For each line in the data that includes "residuales", make a copy.

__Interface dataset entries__

● ● ●

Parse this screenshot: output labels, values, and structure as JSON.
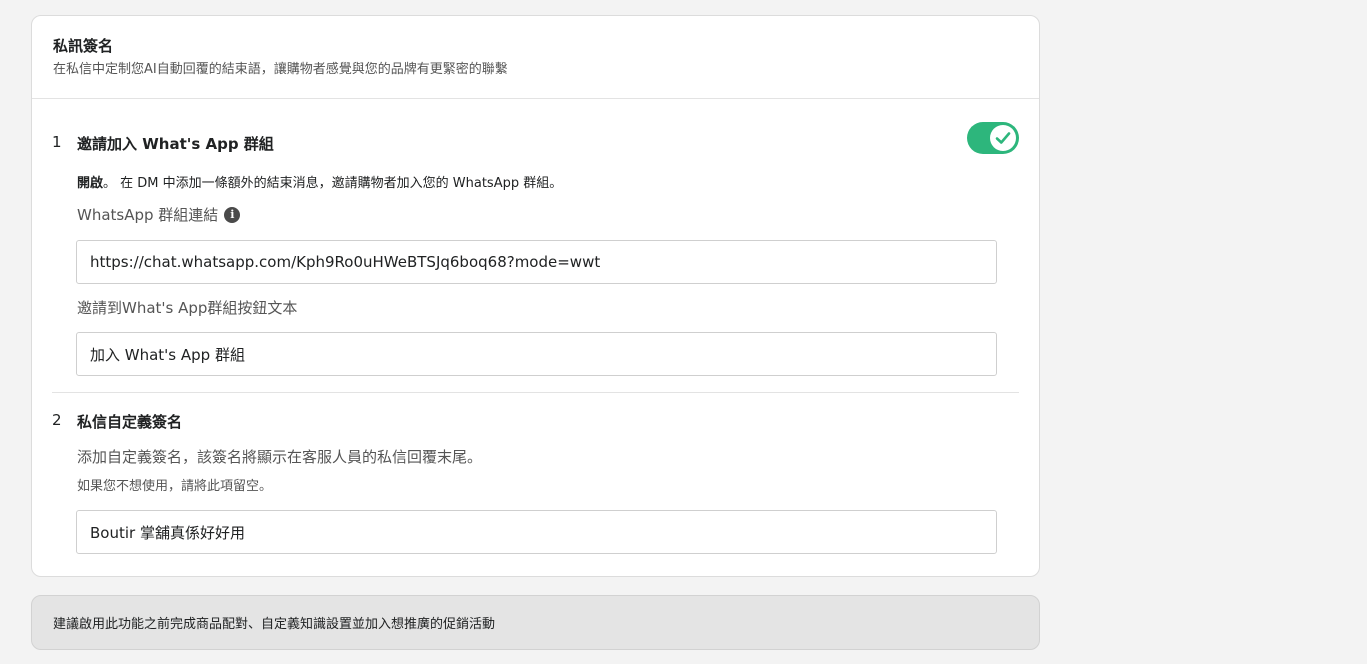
{
  "card": {
    "title": "私訊簽名",
    "subtitle": "在私信中定制您AI自動回覆的結束語，讓購物者感覺與您的品牌有更緊密的聯繫"
  },
  "section1": {
    "number": "1",
    "title": "邀請加入 What's App 群組",
    "toggle_on": true,
    "status_bold": "開啟",
    "status_text": "。 在 DM 中添加一條額外的結束消息，邀請購物者加入您的 WhatsApp 群組。",
    "link_label": "WhatsApp 群組連結",
    "link_value": "https://chat.whatsapp.com/Kph9Ro0uHWeBTSJq6boq68?mode=wwt",
    "button_text_label": "邀請到What's App群組按鈕文本",
    "button_text_value": "加入 What's App 群組"
  },
  "section2": {
    "number": "2",
    "title": "私信自定義簽名",
    "desc": "添加自定義簽名，該簽名將顯示在客服人員的私信回覆末尾。",
    "hint": "如果您不想使用，請將此項留空。",
    "signature_value": "Boutir 掌舖真係好好用"
  },
  "notice": {
    "text": "建議啟用此功能之前完成商品配對、自定義知識設置並加入想推廣的促銷活動"
  },
  "colors": {
    "toggle_on": "#2db67c",
    "background": "#f3f3f3"
  }
}
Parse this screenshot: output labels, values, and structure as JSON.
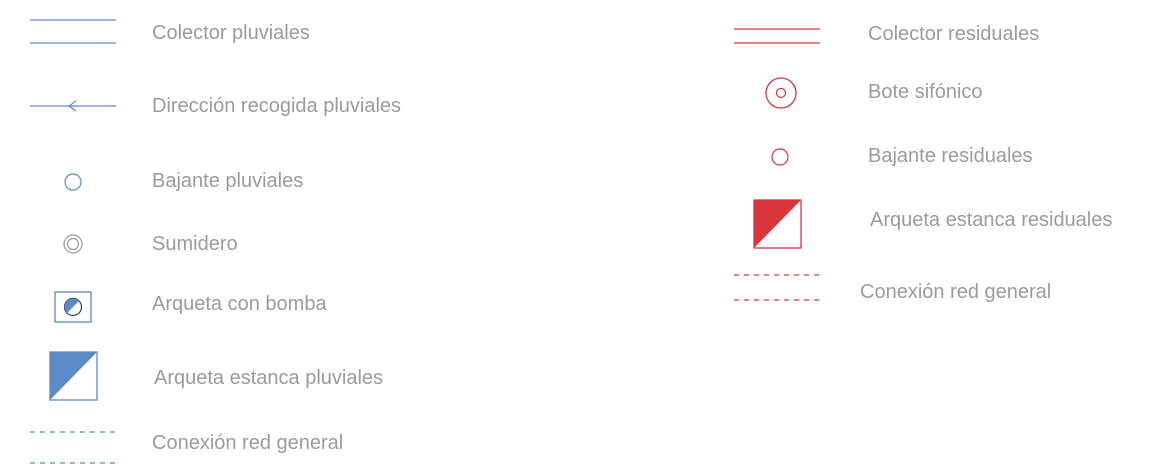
{
  "colors": {
    "pluviales": "#5b8ac6",
    "residuales": "#d8363c",
    "label_text": "#9b9b9b"
  },
  "legend": {
    "pluviales": [
      {
        "icon": "double-line-icon",
        "label": "Colector pluviales"
      },
      {
        "icon": "arrow-left-line-icon",
        "label": "Dirección recogida pluviales"
      },
      {
        "icon": "circle-icon",
        "label": "Bajante pluviales"
      },
      {
        "icon": "double-circle-icon",
        "label": "Sumidero"
      },
      {
        "icon": "pump-box-icon",
        "label": "Arqueta con bomba"
      },
      {
        "icon": "half-filled-square-icon",
        "label": "Arqueta estanca pluviales"
      },
      {
        "icon": "dashed-double-line-icon",
        "label": "Conexión red general"
      }
    ],
    "residuales": [
      {
        "icon": "double-line-icon",
        "label": "Colector residuales"
      },
      {
        "icon": "circle-with-dot-icon",
        "label": "Bote sifónico"
      },
      {
        "icon": "circle-icon",
        "label": "Bajante residuales"
      },
      {
        "icon": "half-filled-square-icon",
        "label": "Arqueta estanca residuales"
      },
      {
        "icon": "dashed-double-line-icon",
        "label": "Conexión red general"
      }
    ]
  }
}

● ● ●

__Response to this task__
    "residuales": "#d8363c",
    "residuales": [
        "label": "Colector residuales"
        "label": "Bajante residuales"
        "label": "Arqueta estanca residuales"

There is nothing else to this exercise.